Cutting Edge Psychology
|Posted on September 3, 2014 at 1:45 AM|
ADHD is casused by out of control brain chemicals- that is why drugs are given to kids, right? Well- no, actually. Despite the stunning success of drug companies in selling this hypothesis to not just the medical profession, but also to society at large, there is scant evidence in its support. Parents and schools, often pushed to the brink of their ability to cope by difficult behaviour from children, are very eager to believe that the child is suffering from aberrant brain chemicals- the drugs often do subdue the child's behaviour, at least initially. However, the fact that drugs change behaviour does not mean that the pre-drugged behaviour was a medical or psychiatric condition, resulting from chemical imbalances in the brain. Alcohol changes behaviour, often making one more gregarious and confident- does this mean that sobriety is a psychiatric condition which is treated by the introduction of alcohol? Clearly not, but this is the dodgy logic used by the medical model when applied to children's difficult behaviour.

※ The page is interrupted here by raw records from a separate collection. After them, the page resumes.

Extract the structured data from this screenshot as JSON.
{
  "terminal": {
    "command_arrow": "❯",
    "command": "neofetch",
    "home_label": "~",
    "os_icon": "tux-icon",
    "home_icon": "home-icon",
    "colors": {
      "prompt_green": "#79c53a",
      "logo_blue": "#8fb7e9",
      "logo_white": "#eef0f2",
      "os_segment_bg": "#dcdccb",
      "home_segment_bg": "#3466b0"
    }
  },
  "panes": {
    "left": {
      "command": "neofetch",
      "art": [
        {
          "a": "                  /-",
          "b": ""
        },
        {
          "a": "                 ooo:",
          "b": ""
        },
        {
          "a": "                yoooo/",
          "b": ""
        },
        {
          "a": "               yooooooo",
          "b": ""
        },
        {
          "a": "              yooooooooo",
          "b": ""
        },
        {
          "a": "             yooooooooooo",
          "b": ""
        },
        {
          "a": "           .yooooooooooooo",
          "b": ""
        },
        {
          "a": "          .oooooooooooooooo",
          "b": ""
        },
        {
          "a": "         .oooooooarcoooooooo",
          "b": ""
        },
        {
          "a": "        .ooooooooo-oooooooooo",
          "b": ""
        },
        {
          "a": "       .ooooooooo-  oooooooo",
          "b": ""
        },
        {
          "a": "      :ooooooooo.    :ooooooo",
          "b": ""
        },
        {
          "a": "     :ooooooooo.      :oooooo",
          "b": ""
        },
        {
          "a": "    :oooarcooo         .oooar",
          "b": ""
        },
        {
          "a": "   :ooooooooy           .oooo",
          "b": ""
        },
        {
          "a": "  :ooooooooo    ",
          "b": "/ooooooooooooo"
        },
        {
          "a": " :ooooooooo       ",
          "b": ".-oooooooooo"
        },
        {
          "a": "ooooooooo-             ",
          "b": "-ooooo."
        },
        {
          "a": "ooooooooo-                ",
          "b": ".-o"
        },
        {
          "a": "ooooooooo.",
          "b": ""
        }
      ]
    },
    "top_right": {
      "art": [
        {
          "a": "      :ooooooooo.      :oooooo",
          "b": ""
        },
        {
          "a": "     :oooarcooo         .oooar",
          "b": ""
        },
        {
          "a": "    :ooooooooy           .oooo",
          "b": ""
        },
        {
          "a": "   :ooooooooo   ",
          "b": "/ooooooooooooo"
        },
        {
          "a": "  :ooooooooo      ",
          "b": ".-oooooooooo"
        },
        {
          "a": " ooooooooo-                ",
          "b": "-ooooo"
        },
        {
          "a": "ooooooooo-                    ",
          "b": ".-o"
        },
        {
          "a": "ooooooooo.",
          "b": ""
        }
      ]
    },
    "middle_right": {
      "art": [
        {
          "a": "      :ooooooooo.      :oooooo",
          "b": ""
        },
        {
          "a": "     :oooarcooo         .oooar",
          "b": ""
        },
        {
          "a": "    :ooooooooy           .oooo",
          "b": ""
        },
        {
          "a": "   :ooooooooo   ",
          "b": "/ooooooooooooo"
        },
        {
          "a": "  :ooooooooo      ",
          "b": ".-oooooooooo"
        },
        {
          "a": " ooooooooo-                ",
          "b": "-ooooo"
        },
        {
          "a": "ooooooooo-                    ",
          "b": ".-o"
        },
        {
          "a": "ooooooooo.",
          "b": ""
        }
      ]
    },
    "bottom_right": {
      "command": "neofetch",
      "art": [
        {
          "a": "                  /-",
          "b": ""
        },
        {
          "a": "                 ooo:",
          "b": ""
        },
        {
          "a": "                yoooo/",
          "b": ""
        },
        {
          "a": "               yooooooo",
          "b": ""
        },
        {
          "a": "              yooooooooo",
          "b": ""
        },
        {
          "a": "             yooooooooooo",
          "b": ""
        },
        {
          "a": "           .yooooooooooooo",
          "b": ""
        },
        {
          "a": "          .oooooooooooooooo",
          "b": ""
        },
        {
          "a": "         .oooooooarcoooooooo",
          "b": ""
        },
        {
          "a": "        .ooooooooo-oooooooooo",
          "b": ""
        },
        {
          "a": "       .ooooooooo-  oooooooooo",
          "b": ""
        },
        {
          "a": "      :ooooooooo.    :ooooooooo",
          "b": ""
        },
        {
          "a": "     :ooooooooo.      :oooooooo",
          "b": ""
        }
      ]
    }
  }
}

So, what does seem to cause such behaviour? Research recently reported from the UK, following a sample of 19,000 children over many years, has clearly demonstrated that the behaviour which attracts an ADHD label is highly correlated with poverty, the young age of mothers, and the relationship status of parents (single or together). What these results suggest is that the children of parents who are struggling to cope with their lives, perhaps due to poverty, young age or doing it on their own, are more likely to behave in erratic and difficult to manage ways. As no experiment could ever be done with this issue, which may indicate causes of 'ADHD', the best we can do is to look at the correlations. As correlation does not prove causality, is it possible that rather than these characteristics of the parents 'causing' the ADHD of their children, the behaviour of the children 'cause' the factors in their parents, ie. poverty, young age, relationship status? Although the answer is obviously a 'no', the linked research clearly shows that this is not the case. This only leaves the possibility that parental coping (influenced by factors such as poverty, age and relationship status) is the key factor in subsequent children's behaviour. The implication is obvious- ADHD is not a medical or psychiatric condition, but a social-political one, effecting those in the least resourced and powerful positions in society. Drugging such children for their challenging behaviour is simply chemically altering the consequence of social-political inequality. Children's brains are adversely effected by the drugs- there is evidence of long term harmful consequences. Is this the way a civilised society should be treating its most disadvantaged?